Dart 2 Updates

This page has information about changes in Dart 2, and how you can migrate your code from Dart 1.x and older 2.0.0-dev releases.

Migration tips: Flutter

See the detailed instructions on the Flutter Wiki.

Migration tips: web

If you develop for the web, you can start migrating to Dart 2 now:

Convert your code to be strong mode compliant.
For more information, see Strong mode and static typing, below.
Optimize the structure of your libraries.
Place library code that won’t be directly imported by your web code, or by other packages, under lib/src. For more information, see the documentation for creating library packages. You can find examples of this directory structure in the Stagehand templates.

Migration tips: servers and command-line scripts

If you develop servers or command-line scripts, you can start migrating to Dart 2 now:

Convert your code to be strong mode compliant.
For more information, see Strong mode and static typing, below.

Migration tips: packages

As a package owner, you need to do the following:

  • Follow the migration tips for the platforms that your package supports (see above).
  • Make sure your package’s users know how to report issues.
  • Respond quickly to issue reports.
  • If code changes aren’t backward compatible, update the lower SDK constraint.

Changes and backward compatibility

If you have to change your package’s code, try to make it work in 1.x, as well as Dart 2. For example, you might be able to add type annotations or (if an API has been removed) to use an alternative 1.x API.

If a backward-compatible change isn’t possible, update the lower SDK constraint.

Test your changes to make sure that your package works as expected.

Upper constraints on the SDK version

Don’t update an already-published package solely to indicate that it can be used with Dart 2 pre-releases. As long as a package has either no SDK constraints or an upper constraint of <2.0.0, pub get and similar pub commands in any Dart 2 pre-release can download the package. (The package won’t be usable with Dart 2 stable releases, but you can fix that later.)

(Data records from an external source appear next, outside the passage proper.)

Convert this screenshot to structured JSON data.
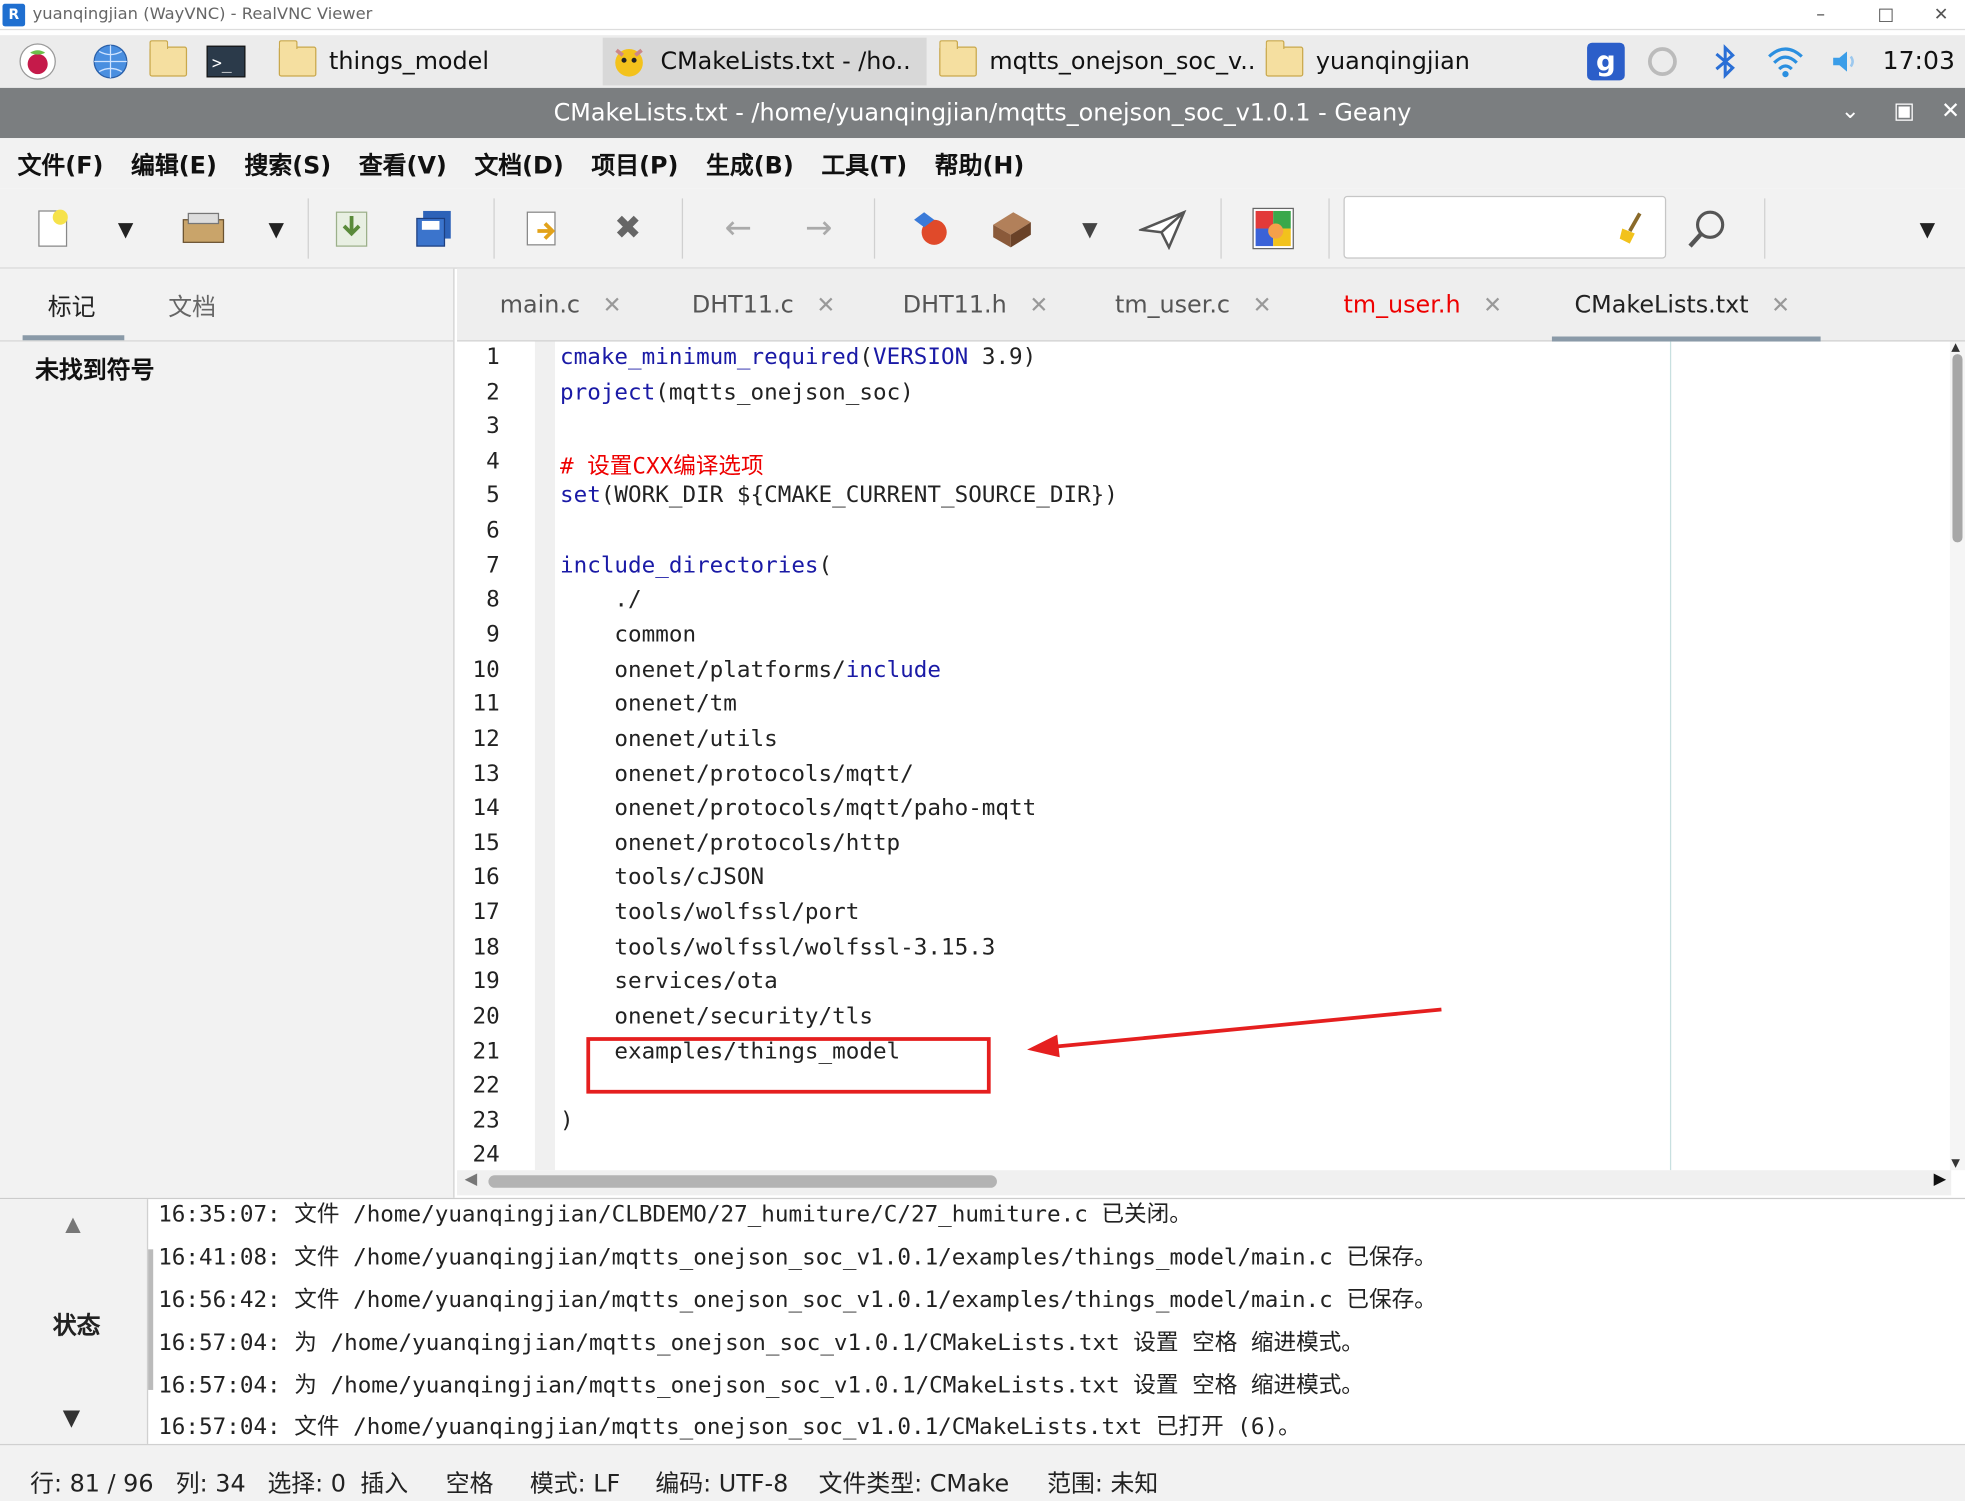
{
  "vnc": {
    "title": "yuanqingjian (WayVNC) - RealVNC Viewer",
    "logo": "R"
  },
  "taskbar": {
    "tasks": [
      {
        "label": "things_model"
      },
      {
        "label": "CMakeLists.txt - /ho.."
      },
      {
        "label": "mqtts_onejson_soc_v.."
      },
      {
        "label": "yuanqingjian"
      }
    ],
    "clock": "17:03"
  },
  "window": {
    "title": "CMakeLists.txt - /home/yuanqingjian/mqtts_onejson_soc_v1.0.1 - Geany"
  },
  "menu": [
    "文件(F)",
    "编辑(E)",
    "搜索(S)",
    "查看(V)",
    "文档(D)",
    "项目(P)",
    "生成(B)",
    "工具(T)",
    "帮助(H)"
  ],
  "search": {
    "value": ""
  },
  "sidebar": {
    "tabs": [
      "标记",
      "文档"
    ],
    "empty_text": "未找到符号"
  },
  "editor_tabs": [
    "main.c",
    "DHT11.c",
    "DHT11.h",
    "tm_user.c",
    "tm_user.h",
    "CMakeLists.txt"
  ],
  "code": {
    "line_numbers": [
      "1",
      "2",
      "3",
      "4",
      "5",
      "6",
      "7",
      "8",
      "9",
      "10",
      "11",
      "12",
      "13",
      "14",
      "15",
      "16",
      "17",
      "18",
      "19",
      "20",
      "21",
      "22",
      "23",
      "24"
    ],
    "l1_kw": "cmake_minimum_required",
    "l1_a": "(",
    "l1_kw2": "VERSION",
    "l1_b": " 3.9)",
    "l2_kw": "project",
    "l2_rest": "(mqtts_onejson_soc)",
    "l4_comment": "# 设置CXX编译选项",
    "l5_kw": "set",
    "l5_rest": "(WORK_DIR ${CMAKE_CURRENT_SOURCE_DIR})",
    "l7_kw": "include_directories",
    "l7_rest": "(",
    "l8": "    ./",
    "l9": "    common",
    "l10_a": "    onenet/platforms/",
    "l10_kw": "include",
    "l11": "    onenet/tm",
    "l12": "    onenet/utils",
    "l13": "    onenet/protocols/mqtt/",
    "l14": "    onenet/protocols/mqtt/paho-mqtt",
    "l15": "    onenet/protocols/http",
    "l16": "    tools/cJSON",
    "l17": "    tools/wolfssl/port",
    "l18": "    tools/wolfssl/wolfssl-3.15.3",
    "l19": "    services/ota",
    "l20": "    onenet/security/tls",
    "l21": "    examples/things_model",
    "l23": ")"
  },
  "messages": {
    "label": "状态",
    "lines": [
      "16:35:07: 文件 /home/yuanqingjian/CLBDEMO/27_humiture/C/27_humiture.c 已关闭。",
      "16:41:08: 文件 /home/yuanqingjian/mqtts_onejson_soc_v1.0.1/examples/things_model/main.c 已保存。",
      "16:56:42: 文件 /home/yuanqingjian/mqtts_onejson_soc_v1.0.1/examples/things_model/main.c 已保存。",
      "16:57:04: 为 /home/yuanqingjian/mqtts_onejson_soc_v1.0.1/CMakeLists.txt 设置 空格 缩进模式。",
      "16:57:04: 为 /home/yuanqingjian/mqtts_onejson_soc_v1.0.1/CMakeLists.txt 设置 空格 缩进模式。",
      "16:57:04: 文件 /home/yuanqingjian/mqtts_onejson_soc_v1.0.1/CMakeLists.txt 已打开 (6)。"
    ]
  },
  "status": {
    "line": "行: 81 / 96",
    "col": "列: 34",
    "sel": "选择: 0",
    "mode_ins": "插入",
    "indent": "空格",
    "eol": "模式: LF",
    "enc": "编码: UTF-8",
    "ftype": "文件类型: CMake",
    "scope": "范围: 未知"
  },
  "colors": {
    "accent_red": "#e51f1f",
    "keyword": "#1a1aa6",
    "title_bar": "#7b7e80"
  }
}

When you update an existing package or publish a new one, specify an upper constraint of <2.0.0 for the SDK version. Examples:

# Works in 1.20.1+; might work in 2.0.0-dev:
sdk: '>=1.20.1 <2.0.0'

# Backward incompatible change requires at least 2.0.0-dev.1.2:
sdk: '>=2.0.0-dev.1.2 <2.0.0'

Eventually, you’ll need to publish new versions of your packages to declare Dart 2 compatibility, most likely using a <3.0.0 SDK constraint. Because incompatible changes might occur in any Dart 2 pre-release, don’t declare Dart 2 compatibility until we announce that it’s safe to do so.


If you publish packages, get ready for Dart 2:

  • Make it easy for users to report issues.
  • Respond quickly to issues.
  • Avoid unnecessary incompatibility.
  • Specify the correct SDK constraints.
  • Test your packages.

Testing with Dart 2 pre-releases

To test your code with Dart 2, you can use a pre-release of the Dart 2 SDK.

When running pub get, pub upgrade, or other pub commands from a Dart 2 pre-release, you might get packages that haven’t been verified to work with Dart 2. If you find a package that has Dart 2 issues, please report those issues immediately to the package maintainer, and let the Dart community know about any workarounds you find.

Obsolete features

The following features are redundant and won’t be in Dart 2:

Checked mode
Strong mode replaces checked mode. To learn how they differ, see What is the difference between strong mode and checked mode?
The dartdevc compiler performs fast compiles to JavaScript, thanks to strong mode. Instead of Dartium, you’ll use Chrome or other standard browsers for testing. For information on Dartium’s removal, see A stronger Dart for everyone.

Strong mode and static typing

In Dart 1.x, types are optional. You can remove all type annotations from a Dart 1.x program without affecting its behavior.

In Dart 2, types are mandatory, but type annotations are still optional. When a type annotation is absent, tools infer the type. With both static and runtime type checks, Dart 2 has a sound type system. This type system enables better tooling, as well as clearer, earlier feedback when you write code.

You can prepare for Dart 2 by using Dart 1.x with strong mode.

Migrate your code to strong mode, and you may identify some lurking bugs that are now more easily identifiable and addressable. You’ll also find it much easier to transition to Dart 2. For more information, see A stronger Dart for everyone and Strong Mode Dart.

To use strong mode in Dart 1.x, you must enable it. Note that runtime checks are not yet available unless you are developing for the web and using dartdevc.